In Lesson #4 of The Locksmithing Institute students were taught how to find their lost keys. This lesson arose from the observation that even the best locksmith can only make someone a new set of keys. Though this is a good service it fails to restore the sense of security that a persons old key afforded them. In the end people don’t want a new set of keys; what they really want are their old keys back. From there, students who enrolled in Lesson #5 were taught how to change their relationship to their keys. To do this a furnace was constructed. Next, the students were given the opportunity to place one of their keys in the furnace. The molten metal that remained was then poured it into a new, abstract form. It was still their same key, only their relationship to it had changed. In Lesson #6 students were given the chance to lose their keys of their own free will. By choosing to do this (as opposed to accidentally doing it) students took another step towards developing their own feelings of security separate from their keys.

Those three lessons of The Locksmithing Institute dealt with, at their core, matters of “perception.” More specifically they are about things moving in or out our frame of reference. This has less to do with ones physical eye and more to do with the “minds eye.” The standard association that is placed upon the word “disappearance” is that something is gone and it’s where a bouts is unknown. However the simple meaning of the word is that something is no longer within our “sight” or to ceases to “appear” before us. “Appear” is strongly linked to the present tense. It is something that is occurring even as we are perceiving it. “Disappear” is no different. It is something that is happening in the present that we are connected to. Something that is always in the process of occurring.

To explicate this point Instructor will give an example of this in Lesson #7. On Friday March the 9h of 2007 he will be giving each of the students of Contaminate copies of the keys to his apartment in San Francisco. At approximately 6:00 PM EST on March 14th upon returning from Boston, he will be locked out of his apartment in San Francisco. For the instructor, his keys are not gone, they are simply out of sight. For the students, Lesson #7 is occurring but it is not within their sight. There are many things that we are intrinsically connected to that our perception is incapable of detecting. When events or keys slip out of our frame of reference they become endowed with other worldly ability it exist long past their life ever would have permitted. Because of this Lesson #7 will always be occurring. This is the embedded significance of disappearance. It is the transcendence of the moment. And, when students stumble upon the Instructors keys weeks, months, or even years later they will re-knew their connection to the ever evolving event.

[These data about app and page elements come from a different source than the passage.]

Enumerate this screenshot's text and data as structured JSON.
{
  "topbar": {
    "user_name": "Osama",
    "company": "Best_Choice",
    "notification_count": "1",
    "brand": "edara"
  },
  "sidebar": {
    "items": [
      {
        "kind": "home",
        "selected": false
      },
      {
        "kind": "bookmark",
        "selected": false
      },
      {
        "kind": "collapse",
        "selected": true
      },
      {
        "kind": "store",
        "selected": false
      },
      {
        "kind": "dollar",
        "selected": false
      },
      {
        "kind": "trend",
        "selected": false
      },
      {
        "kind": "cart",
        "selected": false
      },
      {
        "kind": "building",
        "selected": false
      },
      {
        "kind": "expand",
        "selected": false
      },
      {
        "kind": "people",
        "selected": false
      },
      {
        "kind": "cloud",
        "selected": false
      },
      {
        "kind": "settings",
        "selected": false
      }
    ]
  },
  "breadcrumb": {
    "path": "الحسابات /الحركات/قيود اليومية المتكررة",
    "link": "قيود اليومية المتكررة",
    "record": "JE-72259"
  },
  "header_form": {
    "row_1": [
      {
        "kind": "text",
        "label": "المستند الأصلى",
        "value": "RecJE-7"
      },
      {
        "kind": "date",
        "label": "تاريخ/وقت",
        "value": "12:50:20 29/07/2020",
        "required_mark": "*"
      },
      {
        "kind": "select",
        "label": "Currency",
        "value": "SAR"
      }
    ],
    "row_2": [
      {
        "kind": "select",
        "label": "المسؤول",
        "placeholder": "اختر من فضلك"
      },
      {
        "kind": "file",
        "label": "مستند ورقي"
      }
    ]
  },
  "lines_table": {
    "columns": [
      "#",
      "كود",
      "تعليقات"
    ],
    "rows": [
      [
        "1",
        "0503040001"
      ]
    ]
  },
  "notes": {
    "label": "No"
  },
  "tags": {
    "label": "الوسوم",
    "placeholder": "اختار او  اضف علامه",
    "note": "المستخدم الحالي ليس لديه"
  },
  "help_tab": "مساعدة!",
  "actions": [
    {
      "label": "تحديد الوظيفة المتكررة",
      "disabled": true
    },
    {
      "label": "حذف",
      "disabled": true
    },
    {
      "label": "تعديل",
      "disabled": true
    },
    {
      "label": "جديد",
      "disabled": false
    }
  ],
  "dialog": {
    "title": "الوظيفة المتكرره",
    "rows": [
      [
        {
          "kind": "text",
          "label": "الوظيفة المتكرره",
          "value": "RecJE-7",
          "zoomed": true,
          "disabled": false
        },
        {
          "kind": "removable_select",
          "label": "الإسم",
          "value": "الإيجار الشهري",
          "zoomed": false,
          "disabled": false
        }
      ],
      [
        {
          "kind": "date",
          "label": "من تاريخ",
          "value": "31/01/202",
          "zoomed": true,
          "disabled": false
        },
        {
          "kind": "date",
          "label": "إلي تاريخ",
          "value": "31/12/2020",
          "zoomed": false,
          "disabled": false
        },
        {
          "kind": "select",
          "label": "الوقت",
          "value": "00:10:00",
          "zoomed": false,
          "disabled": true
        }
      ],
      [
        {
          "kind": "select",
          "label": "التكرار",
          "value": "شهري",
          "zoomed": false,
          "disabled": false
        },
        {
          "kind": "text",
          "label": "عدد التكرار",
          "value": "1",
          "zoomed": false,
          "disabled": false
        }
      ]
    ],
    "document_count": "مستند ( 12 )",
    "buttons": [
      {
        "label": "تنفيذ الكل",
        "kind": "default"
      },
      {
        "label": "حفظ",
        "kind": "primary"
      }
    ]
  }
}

The Locksmithing Institute of Contaminate: Part 2 (four days later), San Francisco, 03/07 | 2007 | Locksmith